--- DATA ---

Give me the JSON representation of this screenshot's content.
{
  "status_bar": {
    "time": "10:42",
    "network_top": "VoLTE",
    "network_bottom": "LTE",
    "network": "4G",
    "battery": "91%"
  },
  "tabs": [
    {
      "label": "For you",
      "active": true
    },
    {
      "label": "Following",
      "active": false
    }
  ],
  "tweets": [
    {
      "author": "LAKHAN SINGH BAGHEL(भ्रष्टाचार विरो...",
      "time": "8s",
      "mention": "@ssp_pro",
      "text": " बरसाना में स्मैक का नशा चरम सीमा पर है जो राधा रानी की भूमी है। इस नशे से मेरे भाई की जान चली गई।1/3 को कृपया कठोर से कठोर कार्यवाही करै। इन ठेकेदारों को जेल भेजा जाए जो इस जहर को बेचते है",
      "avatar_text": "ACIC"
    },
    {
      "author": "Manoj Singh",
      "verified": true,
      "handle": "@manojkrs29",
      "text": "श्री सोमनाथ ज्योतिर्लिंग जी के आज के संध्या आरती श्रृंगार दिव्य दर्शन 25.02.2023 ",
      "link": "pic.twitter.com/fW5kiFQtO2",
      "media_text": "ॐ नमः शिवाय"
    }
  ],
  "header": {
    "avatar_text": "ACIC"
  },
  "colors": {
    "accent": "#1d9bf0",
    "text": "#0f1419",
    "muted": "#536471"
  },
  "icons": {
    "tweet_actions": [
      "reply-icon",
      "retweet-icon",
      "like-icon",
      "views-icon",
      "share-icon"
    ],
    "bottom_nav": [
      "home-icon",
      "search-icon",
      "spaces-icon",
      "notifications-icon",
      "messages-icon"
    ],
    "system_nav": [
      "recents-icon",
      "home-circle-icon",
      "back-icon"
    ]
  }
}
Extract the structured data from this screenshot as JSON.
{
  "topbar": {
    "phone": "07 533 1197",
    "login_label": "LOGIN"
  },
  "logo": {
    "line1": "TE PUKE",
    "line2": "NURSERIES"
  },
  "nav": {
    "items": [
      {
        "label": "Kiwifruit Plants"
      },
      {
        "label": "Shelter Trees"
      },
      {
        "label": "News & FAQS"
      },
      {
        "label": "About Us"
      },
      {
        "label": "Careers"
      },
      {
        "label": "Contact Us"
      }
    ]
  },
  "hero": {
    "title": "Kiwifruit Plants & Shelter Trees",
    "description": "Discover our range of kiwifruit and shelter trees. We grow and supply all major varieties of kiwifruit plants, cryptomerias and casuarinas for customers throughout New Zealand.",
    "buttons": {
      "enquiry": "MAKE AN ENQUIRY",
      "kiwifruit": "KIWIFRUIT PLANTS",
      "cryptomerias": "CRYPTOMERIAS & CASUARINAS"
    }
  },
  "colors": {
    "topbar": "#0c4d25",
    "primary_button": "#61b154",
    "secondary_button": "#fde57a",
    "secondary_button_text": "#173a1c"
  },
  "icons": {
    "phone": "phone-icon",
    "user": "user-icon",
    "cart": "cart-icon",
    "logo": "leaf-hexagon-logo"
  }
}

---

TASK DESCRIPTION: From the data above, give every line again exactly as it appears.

RESPONSE BOX:
Give me the JSON representation of this screenshot's content.
{
  "status_bar": {
    "time": "10:42",
    "network_top": "VoLTE",
    "network_bottom": "LTE",
    "network": "4G",
    "battery": "91%"
  },
  "tabs": [
    {
      "label": "For you",
      "active": true
    },
    {
      "label": "Following",
      "active": false
    }
  ],
  "tweets": [
    {
      "author": "LAKHAN SINGH BAGHEL(भ्रष्टाचार विरो...",
      "time": "8s",
      "mention": "@ssp_pro",
      "text": " बरसाना में स्मैक का नशा चरम सीमा पर है जो राधा रानी की भूमी है। इस नशे से मेरे भाई की जान चली गई।1/3 को कृपया कठोर से कठोर कार्यवाही करै। इन ठेकेदारों को जेल भेजा जाए जो इस जहर को बेचते है",
      "avatar_text": "ACIC"
    },
    {
      "author": "Manoj Singh",
      "verified": true,
      "handle": "@manojkrs29",
      "text": "श्री सोमनाथ ज्योतिर्लिंग जी के आज के संध्या आरती श्रृंगार दिव्य दर्शन 25.02.2023 ",
      "link": "pic.twitter.com/fW5kiFQtO2",
      "media_text": "ॐ नमः शिवाय"
    }
  ],
  "header": {
    "avatar_text": "ACIC"
  },
  "colors": {
    "accent": "#1d9bf0",
    "text": "#0f1419",
    "muted": "#536471"
  },
  "icons": {
    "tweet_actions": [
      "reply-icon",
      "retweet-icon",
      "like-icon",
      "views-icon",
      "share-icon"
    ],
    "bottom_nav": [
      "home-icon",
      "search-icon",
      "spaces-icon",
      "notifications-icon",
      "messages-icon"
    ],
    "system_nav": [
      "recents-icon",
      "home-circle-icon",
      "back-icon"
    ]
  }
}
Extract the structured data from this screenshot as JSON.
{
  "topbar": {
    "phone": "07 533 1197",
    "login_label": "LOGIN"
  },
  "logo": {
    "line1": "TE PUKE",
    "line2": "NURSERIES"
  },
  "nav": {
    "items": [
      {
        "label": "Kiwifruit Plants"
      },
      {
        "label": "Shelter Trees"
      },
      {
        "label": "News & FAQS"
      },
      {
        "label": "About Us"
      },
      {
        "label": "Careers"
      },
      {
        "label": "Contact Us"
      }
    ]
  },
  "hero": {
    "title": "Kiwifruit Plants & Shelter Trees",
    "description": "Discover our range of kiwifruit and shelter trees. We grow and supply all major varieties of kiwifruit plants, cryptomerias and casuarinas for customers throughout New Zealand.",
    "buttons": {
      "enquiry": "MAKE AN ENQUIRY",
      "kiwifruit": "KIWIFRUIT PLANTS",
      "cryptomerias": "CRYPTOMERIAS & CASUARINAS"
    }
  },
  "colors": {
    "topbar": "#0c4d25",
    "primary_button": "#61b154",
    "secondary_button": "#fde57a",
    "secondary_button_text": "#173a1c"
  },
  "icons": {
    "phone": "phone-icon",
    "user": "user-icon",
    "cart": "cart-icon",
    "logo": "leaf-hexagon-logo"
  }
}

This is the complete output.